"It's like shooting craps," said Duvall of the annual spring planting ritual. "They might get a seven" he said, which in Maryland tobacco-growing country means a top quality leaf of the kind which fetched $130 a hundred pounds this year from German and Swiss buyers.

Maryland tobacco is favored by some European tobacco manufacturers because of its slow and even burn as well as low nicotine content. Virtually all American cigarettes contain a small amount of the Maryland leaf, as well. The tobacco is sorted by quality and stacked for inspection by representatives of American cigarette firms and foreign buyers.

According to U.S. Department of Argiculture statistics due to be released on Monday, total net to be released on Monday, total net tobacco volume at the four auction centers-Upper Marlboro, Waldorf, La Plata and Hughesville - was 29,761,166 pounds. That is litte change from 29.67 million pounds last year.

Since 1973, the examination 4,000 Maryland farmers who grow tobacco have sold between 29 million pounds and 31 million pounds a year at the annual spring auction, the method by which tobacco has been sold to manufacturers for at least the past 40 years.

Most of the farmers invest all of each year's income into the next crop and many have other jobs.

Growth volume this year, including resales by some farmers seeking to improve their price as the auction progressed, was 34.7 million pounds, also little changed from last year.

Prices set a record, however, at an average of $123.15 per 100 pounds, up more than $8 from $115.09 in 1978, according to USDA spokesman Bill Martin at the Maryland Tobacco Authority warehouse in Cheltenham, in southern Prince George's County.

On the auction's last year yesterday, which began at 9 a.m., volume tailed off to 338,822 pounds overall. At the Edelen warehouse in Upper Marlboro, 35,000 pounds were sold compared to a steady seasonal average of 95,0000 pounds a day.

As usual in recent years, auctioneer "Beany" Sparks from North Carolina was in Upper Marlboro yeasterday for the breathless bargaining by voice in the barn-like hall.
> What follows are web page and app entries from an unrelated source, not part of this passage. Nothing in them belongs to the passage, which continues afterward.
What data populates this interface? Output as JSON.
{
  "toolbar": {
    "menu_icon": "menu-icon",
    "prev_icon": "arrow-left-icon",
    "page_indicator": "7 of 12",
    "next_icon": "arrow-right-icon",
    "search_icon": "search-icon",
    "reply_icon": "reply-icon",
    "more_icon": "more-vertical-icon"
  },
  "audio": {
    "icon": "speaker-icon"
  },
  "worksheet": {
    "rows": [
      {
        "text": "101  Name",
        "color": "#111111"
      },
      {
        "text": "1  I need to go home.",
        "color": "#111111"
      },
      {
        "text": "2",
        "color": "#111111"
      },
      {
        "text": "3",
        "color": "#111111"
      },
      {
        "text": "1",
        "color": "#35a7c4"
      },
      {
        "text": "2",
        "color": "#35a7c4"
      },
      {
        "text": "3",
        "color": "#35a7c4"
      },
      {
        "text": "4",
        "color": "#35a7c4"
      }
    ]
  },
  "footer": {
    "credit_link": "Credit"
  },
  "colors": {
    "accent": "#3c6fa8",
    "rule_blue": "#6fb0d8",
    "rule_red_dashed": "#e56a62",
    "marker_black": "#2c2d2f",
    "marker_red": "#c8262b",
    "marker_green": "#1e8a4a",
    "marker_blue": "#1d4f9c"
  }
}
It was all over for 1979 by noon except for a few stacks sold after lunch.

USDA's Martin estimated that 20 percent of next year's selling crop al- ready is in the ground and that remaining plants will be started in ten days. Farmers intend to plant tobacco at about the same level as last year and up to 2 million pounds grown in recent years remains in storage as some farmers count on even greater prices in future years.

Although spring rains are not yet a danger for Maryland growers, the situation is different in southern Virginia. There, according to the Virginia Farm Bureau, Excessive rain and flooding imperils crops of green tobacco as well as peanuts.
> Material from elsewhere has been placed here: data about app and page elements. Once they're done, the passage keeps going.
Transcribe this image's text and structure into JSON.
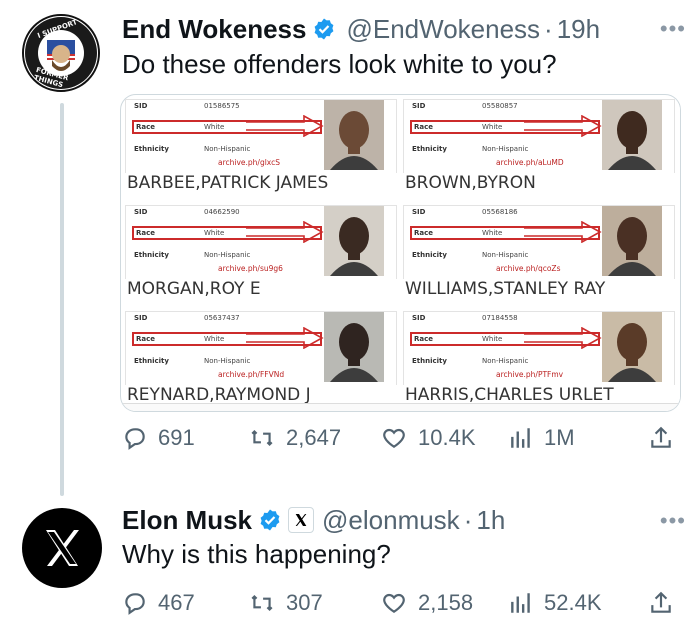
{
  "tweet1": {
    "name": "End Wokeness",
    "handle": "@EndWokeness",
    "time": "19h",
    "text": "Do these offenders look white to you?",
    "avatar_top_text": "I SUPPORT THE",
    "avatar_bottom_text": "FORMER THINGS",
    "stats": {
      "replies": "691",
      "reposts": "2,647",
      "likes": "10.4K",
      "views": "1M"
    }
  },
  "mugshots": [
    {
      "sid": "01586575",
      "race": "White",
      "ethnicity": "Non-Hispanic",
      "archive": "archive.ph/glxcS",
      "name": "BARBEE,PATRICK JAMES",
      "skin": "#6b4a36",
      "bg": "#bdb3a8"
    },
    {
      "sid": "05580857",
      "race": "White",
      "ethnicity": "Non-Hispanic",
      "archive": "archive.ph/aLuMD",
      "name": "BROWN,BYRON",
      "skin": "#3f2a1f",
      "bg": "#cfc7bd"
    },
    {
      "sid": "04662590",
      "race": "White",
      "ethnicity": "Non-Hispanic",
      "archive": "archive.ph/su9g6",
      "name": "MORGAN,ROY E",
      "skin": "#3a2a22",
      "bg": "#d4cfc7"
    },
    {
      "sid": "05568186",
      "race": "White",
      "ethnicity": "Non-Hispanic",
      "archive": "archive.ph/qcoZs",
      "name": "WILLIAMS,STANLEY RAY",
      "skin": "#4a3024",
      "bg": "#bdae9c"
    },
    {
      "sid": "05637437",
      "race": "White",
      "ethnicity": "Non-Hispanic",
      "archive": "archive.ph/FFVNd",
      "name": "REYNARD,RAYMOND J",
      "skin": "#2f2420",
      "bg": "#b9b9b4"
    },
    {
      "sid": "07184558",
      "race": "White",
      "ethnicity": "Non-Hispanic",
      "archive": "archive.ph/PTFmv",
      "name": "HARRIS,CHARLES URLET",
      "skin": "#5a3b28",
      "bg": "#c9bba6"
    }
  ],
  "labels": {
    "sid": "SID",
    "race": "Race",
    "ethnicity": "Ethnicity"
  },
  "tweet2": {
    "name": "Elon Musk",
    "handle": "@elonmusk",
    "time": "1h",
    "text": "Why is this happening?",
    "stats": {
      "replies": "467",
      "reposts": "307",
      "likes": "2,158",
      "views": "52.4K"
    }
  },
  "colors": {
    "verified": "#1d9bf0",
    "muted": "#536471",
    "accent_red": "#cc2b2b"
  },
  "icons": [
    "reply-icon",
    "repost-icon",
    "like-icon",
    "views-icon",
    "share-icon",
    "more-icon",
    "verified-badge-icon",
    "x-logo-icon"
  ]
}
Although tobacco in Virginia has not yet been harmed, more heavy rain could jeopardize the entire crop, said W.C. Cheatham of the farm bureau.
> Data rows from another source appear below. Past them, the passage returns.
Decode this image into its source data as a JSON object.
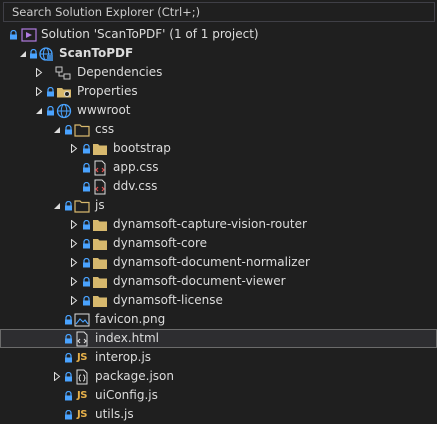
{
  "search": {
    "placeholder": "Search Solution Explorer (Ctrl+;)"
  },
  "tree": {
    "solution": "Solution 'ScanToPDF' (1 of 1 project)",
    "project": "ScanToPDF",
    "dependencies": "Dependencies",
    "properties": "Properties",
    "wwwroot": "wwwroot",
    "css": "css",
    "bootstrap": "bootstrap",
    "app_css": "app.css",
    "ddv_css": "ddv.css",
    "js": "js",
    "capture_vision_router": "dynamsoft-capture-vision-router",
    "core": "dynamsoft-core",
    "document_normalizer": "dynamsoft-document-normalizer",
    "document_viewer": "dynamsoft-document-viewer",
    "license": "dynamsoft-license",
    "favicon": "favicon.png",
    "index_html": "index.html",
    "interop_js": "interop.js",
    "package_json": "package.json",
    "uiconfig_js": "uiConfig.js",
    "utils_js": "utils.js"
  },
  "colors": {
    "background": "#1f1f1f",
    "text": "#dcdcdc",
    "lock": "#4aa3ff",
    "folder": "#d7b86d",
    "js": "#e6b04a",
    "selection": "#2d2d30",
    "globe": "#4aa3ff"
  }
}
"The rain made one of the best stands of tobacco in several years this year," he said. "But if it continues, the root systems of the plants won't penetrate far enough into the ground to withstand dry spells." CAPTION: Pictures 1 through 4, From the curing barns of southern Maryland, the tobacco crop, mostly from 1978, has been traveling by truck and finally by skid to the auction floors where tobacco auctioneers like Marshall Cox, left, of Louisville, Ky., sold it for record prices. By Michael F. Parks-The Washington Post